[DATA SECTION]
====================

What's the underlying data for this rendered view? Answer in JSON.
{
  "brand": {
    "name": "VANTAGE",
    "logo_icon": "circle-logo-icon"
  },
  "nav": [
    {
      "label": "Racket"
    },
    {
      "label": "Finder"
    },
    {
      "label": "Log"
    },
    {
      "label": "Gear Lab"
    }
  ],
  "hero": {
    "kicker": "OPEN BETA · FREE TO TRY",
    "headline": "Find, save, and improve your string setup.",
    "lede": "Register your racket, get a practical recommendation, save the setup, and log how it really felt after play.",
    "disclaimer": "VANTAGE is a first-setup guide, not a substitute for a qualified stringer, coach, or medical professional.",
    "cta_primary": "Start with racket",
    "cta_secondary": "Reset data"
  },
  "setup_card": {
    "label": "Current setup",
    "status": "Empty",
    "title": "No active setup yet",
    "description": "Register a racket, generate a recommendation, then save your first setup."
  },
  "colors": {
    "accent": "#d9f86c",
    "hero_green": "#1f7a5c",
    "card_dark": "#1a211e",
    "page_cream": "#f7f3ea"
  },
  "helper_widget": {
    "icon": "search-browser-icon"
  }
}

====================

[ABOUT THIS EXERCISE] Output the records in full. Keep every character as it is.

[TASK RESPONSE]
What's the underlying data for this rendered view? Answer in JSON.
{
  "brand": {
    "name": "VANTAGE",
    "logo_icon": "circle-logo-icon"
  },
  "nav": [
    {
      "label": "Racket"
    },
    {
      "label": "Finder"
    },
    {
      "label": "Log"
    },
    {
      "label": "Gear Lab"
    }
  ],
  "hero": {
    "kicker": "OPEN BETA · FREE TO TRY",
    "headline": "Find, save, and improve your string setup.",
    "lede": "Register your racket, get a practical recommendation, save the setup, and log how it really felt after play.",
    "disclaimer": "VANTAGE is a first-setup guide, not a substitute for a qualified stringer, coach, or medical professional.",
    "cta_primary": "Start with racket",
    "cta_secondary": "Reset data"
  },
  "setup_card": {
    "label": "Current setup",
    "status": "Empty",
    "title": "No active setup yet",
    "description": "Register a racket, generate a recommendation, then save your first setup."
  },
  "colors": {
    "accent": "#d9f86c",
    "hero_green": "#1f7a5c",
    "card_dark": "#1a211e",
    "page_cream": "#f7f3ea"
  },
  "helper_widget": {
    "icon": "search-browser-icon"
  }
}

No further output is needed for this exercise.